- What to do -
Repeat the entries exactly as they stand.

Source information section start

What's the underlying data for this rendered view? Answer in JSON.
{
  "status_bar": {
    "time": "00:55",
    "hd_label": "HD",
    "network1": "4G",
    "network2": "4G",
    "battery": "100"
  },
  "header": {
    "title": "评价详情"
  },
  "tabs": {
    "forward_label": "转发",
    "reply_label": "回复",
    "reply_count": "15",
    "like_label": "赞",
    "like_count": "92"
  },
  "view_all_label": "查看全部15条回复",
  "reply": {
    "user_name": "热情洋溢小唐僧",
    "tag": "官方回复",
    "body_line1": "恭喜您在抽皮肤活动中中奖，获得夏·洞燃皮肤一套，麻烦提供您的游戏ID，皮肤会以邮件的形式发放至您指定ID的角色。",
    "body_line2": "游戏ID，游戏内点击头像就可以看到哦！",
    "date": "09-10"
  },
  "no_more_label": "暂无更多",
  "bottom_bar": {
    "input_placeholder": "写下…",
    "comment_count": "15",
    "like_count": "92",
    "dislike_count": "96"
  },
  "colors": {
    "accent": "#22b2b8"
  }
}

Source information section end

- Reply to the task -
What's the underlying data for this rendered view? Answer in JSON.
{
  "status_bar": {
    "time": "00:55",
    "hd_label": "HD",
    "network1": "4G",
    "network2": "4G",
    "battery": "100"
  },
  "header": {
    "title": "评价详情"
  },
  "tabs": {
    "forward_label": "转发",
    "reply_label": "回复",
    "reply_count": "15",
    "like_label": "赞",
    "like_count": "92"
  },
  "view_all_label": "查看全部15条回复",
  "reply": {
    "user_name": "热情洋溢小唐僧",
    "tag": "官方回复",
    "body_line1": "恭喜您在抽皮肤活动中中奖，获得夏·洞燃皮肤一套，麻烦提供您的游戏ID，皮肤会以邮件的形式发放至您指定ID的角色。",
    "body_line2": "游戏ID，游戏内点击头像就可以看到哦！",
    "date": "09-10"
  },
  "no_more_label": "暂无更多",
  "bottom_bar": {
    "input_placeholder": "写下…",
    "comment_count": "15",
    "like_count": "92",
    "dislike_count": "96"
  },
  "colors": {
    "accent": "#22b2b8"
  }
}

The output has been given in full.